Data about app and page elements
- Opening Delimiter -
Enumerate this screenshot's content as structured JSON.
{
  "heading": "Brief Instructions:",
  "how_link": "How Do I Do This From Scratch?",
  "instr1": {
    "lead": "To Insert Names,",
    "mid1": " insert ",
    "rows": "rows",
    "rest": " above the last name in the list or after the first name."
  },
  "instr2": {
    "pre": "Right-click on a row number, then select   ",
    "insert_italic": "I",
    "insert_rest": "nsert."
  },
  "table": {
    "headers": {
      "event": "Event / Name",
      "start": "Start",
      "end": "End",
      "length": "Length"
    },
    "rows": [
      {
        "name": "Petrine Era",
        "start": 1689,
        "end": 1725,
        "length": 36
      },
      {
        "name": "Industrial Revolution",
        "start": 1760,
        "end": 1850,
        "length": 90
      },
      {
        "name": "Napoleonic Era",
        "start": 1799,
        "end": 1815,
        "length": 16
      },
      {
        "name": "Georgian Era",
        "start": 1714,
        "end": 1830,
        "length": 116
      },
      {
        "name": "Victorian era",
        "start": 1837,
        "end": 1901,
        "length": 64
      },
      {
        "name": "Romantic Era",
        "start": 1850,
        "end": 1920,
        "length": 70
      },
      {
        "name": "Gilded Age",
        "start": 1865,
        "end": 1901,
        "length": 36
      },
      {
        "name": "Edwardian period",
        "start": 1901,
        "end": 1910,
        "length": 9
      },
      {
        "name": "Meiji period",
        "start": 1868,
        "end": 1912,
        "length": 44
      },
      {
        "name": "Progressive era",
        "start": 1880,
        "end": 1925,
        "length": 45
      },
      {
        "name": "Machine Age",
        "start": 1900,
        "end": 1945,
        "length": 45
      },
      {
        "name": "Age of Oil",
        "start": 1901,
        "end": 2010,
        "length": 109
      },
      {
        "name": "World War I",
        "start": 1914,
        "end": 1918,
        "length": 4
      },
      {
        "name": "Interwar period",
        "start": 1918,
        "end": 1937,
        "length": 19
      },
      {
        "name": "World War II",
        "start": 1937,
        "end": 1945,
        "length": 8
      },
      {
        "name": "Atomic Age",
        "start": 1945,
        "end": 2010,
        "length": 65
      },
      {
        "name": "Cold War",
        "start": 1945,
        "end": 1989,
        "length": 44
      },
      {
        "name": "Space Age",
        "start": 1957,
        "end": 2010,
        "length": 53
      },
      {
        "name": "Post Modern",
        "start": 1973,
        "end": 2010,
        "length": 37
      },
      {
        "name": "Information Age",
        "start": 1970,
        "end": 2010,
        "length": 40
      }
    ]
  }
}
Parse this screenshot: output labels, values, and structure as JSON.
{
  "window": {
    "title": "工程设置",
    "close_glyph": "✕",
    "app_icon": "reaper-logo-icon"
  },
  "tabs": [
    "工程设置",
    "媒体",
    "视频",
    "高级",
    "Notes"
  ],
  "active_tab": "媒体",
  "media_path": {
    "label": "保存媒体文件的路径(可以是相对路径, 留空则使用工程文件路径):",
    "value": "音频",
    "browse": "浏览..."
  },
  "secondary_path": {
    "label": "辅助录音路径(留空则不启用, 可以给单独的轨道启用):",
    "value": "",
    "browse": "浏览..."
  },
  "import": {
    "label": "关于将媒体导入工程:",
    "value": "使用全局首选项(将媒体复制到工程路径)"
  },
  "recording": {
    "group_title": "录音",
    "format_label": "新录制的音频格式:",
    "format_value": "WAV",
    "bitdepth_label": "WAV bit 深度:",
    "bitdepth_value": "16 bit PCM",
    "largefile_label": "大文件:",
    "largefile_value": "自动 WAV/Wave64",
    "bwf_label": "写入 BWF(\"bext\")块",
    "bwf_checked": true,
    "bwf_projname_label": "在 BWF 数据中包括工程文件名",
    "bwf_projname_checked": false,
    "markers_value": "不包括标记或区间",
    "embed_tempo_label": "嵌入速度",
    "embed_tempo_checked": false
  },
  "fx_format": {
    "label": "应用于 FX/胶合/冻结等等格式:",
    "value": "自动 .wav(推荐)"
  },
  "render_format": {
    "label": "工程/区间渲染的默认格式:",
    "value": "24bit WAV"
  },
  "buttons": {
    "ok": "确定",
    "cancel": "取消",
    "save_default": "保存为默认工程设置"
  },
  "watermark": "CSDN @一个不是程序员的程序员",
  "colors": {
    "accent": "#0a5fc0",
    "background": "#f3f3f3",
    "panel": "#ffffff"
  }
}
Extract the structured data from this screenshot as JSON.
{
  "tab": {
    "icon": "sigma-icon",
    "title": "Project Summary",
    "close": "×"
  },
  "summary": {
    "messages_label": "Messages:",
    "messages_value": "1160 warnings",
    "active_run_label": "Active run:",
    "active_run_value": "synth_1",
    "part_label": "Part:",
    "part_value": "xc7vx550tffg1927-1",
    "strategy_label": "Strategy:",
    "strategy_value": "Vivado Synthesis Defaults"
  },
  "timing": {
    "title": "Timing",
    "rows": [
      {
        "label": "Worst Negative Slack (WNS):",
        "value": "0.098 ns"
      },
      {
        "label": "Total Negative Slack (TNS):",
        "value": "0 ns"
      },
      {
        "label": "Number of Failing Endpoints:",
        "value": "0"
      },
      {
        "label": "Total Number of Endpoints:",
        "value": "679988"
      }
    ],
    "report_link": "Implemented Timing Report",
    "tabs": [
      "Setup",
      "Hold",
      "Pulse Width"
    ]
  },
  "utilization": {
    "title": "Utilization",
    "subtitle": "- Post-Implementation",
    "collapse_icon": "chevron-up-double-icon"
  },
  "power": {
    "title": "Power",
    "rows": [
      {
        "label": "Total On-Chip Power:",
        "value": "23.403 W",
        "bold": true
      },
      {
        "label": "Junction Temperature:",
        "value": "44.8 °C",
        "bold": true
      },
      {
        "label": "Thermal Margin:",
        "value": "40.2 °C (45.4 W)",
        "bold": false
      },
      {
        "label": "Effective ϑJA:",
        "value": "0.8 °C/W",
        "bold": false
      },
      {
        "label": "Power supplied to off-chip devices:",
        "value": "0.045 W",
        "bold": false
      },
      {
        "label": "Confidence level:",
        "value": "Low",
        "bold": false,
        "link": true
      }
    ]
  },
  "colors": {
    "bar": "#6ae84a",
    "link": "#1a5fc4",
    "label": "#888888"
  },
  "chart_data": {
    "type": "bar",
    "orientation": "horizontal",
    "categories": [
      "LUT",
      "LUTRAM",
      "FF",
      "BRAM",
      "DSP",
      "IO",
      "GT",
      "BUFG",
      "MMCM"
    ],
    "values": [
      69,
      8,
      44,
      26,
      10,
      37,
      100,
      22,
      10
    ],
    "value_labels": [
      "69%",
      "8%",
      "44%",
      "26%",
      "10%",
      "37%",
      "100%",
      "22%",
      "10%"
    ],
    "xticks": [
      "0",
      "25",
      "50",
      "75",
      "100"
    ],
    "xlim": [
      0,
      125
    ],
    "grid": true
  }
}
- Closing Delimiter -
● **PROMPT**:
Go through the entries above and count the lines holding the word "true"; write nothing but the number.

● **ANSWER FOR THE TASK**:
5